• **Action item**
The listing has to be given again in full and exactly.

• **Supplied records**
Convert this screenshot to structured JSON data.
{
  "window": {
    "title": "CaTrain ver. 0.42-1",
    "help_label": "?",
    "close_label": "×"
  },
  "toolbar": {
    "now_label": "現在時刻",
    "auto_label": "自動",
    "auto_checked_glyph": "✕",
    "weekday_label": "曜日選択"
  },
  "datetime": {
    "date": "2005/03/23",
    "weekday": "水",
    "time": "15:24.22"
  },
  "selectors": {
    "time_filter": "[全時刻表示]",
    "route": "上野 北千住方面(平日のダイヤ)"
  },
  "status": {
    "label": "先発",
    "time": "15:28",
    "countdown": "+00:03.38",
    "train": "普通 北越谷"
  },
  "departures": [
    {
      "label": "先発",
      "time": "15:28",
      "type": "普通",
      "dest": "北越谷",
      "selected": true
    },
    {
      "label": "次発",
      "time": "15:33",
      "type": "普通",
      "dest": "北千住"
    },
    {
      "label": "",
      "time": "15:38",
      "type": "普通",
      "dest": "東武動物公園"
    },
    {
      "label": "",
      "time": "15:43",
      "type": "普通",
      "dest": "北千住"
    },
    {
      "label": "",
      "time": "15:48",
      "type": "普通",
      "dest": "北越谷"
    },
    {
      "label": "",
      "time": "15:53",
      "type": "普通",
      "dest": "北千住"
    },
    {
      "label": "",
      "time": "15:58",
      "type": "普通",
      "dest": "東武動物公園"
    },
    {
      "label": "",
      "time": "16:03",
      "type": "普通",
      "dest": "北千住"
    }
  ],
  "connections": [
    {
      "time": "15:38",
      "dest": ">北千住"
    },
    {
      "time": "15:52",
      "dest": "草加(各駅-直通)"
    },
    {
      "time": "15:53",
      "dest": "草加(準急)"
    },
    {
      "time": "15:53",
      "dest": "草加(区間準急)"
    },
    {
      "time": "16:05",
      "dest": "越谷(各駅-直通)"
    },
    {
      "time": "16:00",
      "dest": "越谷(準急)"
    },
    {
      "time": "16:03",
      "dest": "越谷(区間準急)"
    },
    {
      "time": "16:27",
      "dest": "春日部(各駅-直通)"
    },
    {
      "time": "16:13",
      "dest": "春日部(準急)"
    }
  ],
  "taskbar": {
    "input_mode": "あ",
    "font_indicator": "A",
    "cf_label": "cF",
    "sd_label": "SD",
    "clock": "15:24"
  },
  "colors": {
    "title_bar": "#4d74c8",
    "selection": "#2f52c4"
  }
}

• **Completed task**
Convert this screenshot to structured JSON data.
{
  "window": {
    "title": "CaTrain ver. 0.42-1",
    "help_label": "?",
    "close_label": "×"
  },
  "toolbar": {
    "now_label": "現在時刻",
    "auto_label": "自動",
    "auto_checked_glyph": "✕",
    "weekday_label": "曜日選択"
  },
  "datetime": {
    "date": "2005/03/23",
    "weekday": "水",
    "time": "15:24.22"
  },
  "selectors": {
    "time_filter": "[全時刻表示]",
    "route": "上野 北千住方面(平日のダイヤ)"
  },
  "status": {
    "label": "先発",
    "time": "15:28",
    "countdown": "+00:03.38",
    "train": "普通 北越谷"
  },
  "departures": [
    {
      "label": "先発",
      "time": "15:28",
      "type": "普通",
      "dest": "北越谷",
      "selected": true
    },
    {
      "label": "次発",
      "time": "15:33",
      "type": "普通",
      "dest": "北千住"
    },
    {
      "label": "",
      "time": "15:38",
      "type": "普通",
      "dest": "東武動物公園"
    },
    {
      "label": "",
      "time": "15:43",
      "type": "普通",
      "dest": "北千住"
    },
    {
      "label": "",
      "time": "15:48",
      "type": "普通",
      "dest": "北越谷"
    },
    {
      "label": "",
      "time": "15:53",
      "type": "普通",
      "dest": "北千住"
    },
    {
      "label": "",
      "time": "15:58",
      "type": "普通",
      "dest": "東武動物公園"
    },
    {
      "label": "",
      "time": "16:03",
      "type": "普通",
      "dest": "北千住"
    }
  ],
  "connections": [
    {
      "time": "15:38",
      "dest": ">北千住"
    },
    {
      "time": "15:52",
      "dest": "草加(各駅-直通)"
    },
    {
      "time": "15:53",
      "dest": "草加(準急)"
    },
    {
      "time": "15:53",
      "dest": "草加(区間準急)"
    },
    {
      "time": "16:05",
      "dest": "越谷(各駅-直通)"
    },
    {
      "time": "16:00",
      "dest": "越谷(準急)"
    },
    {
      "time": "16:03",
      "dest": "越谷(区間準急)"
    },
    {
      "time": "16:27",
      "dest": "春日部(各駅-直通)"
    },
    {
      "time": "16:13",
      "dest": "春日部(準急)"
    }
  ],
  "taskbar": {
    "input_mode": "あ",
    "font_indicator": "A",
    "cf_label": "cF",
    "sd_label": "SD",
    "clock": "15:24"
  },
  "colors": {
    "title_bar": "#4d74c8",
    "selection": "#2f52c4"
  }
}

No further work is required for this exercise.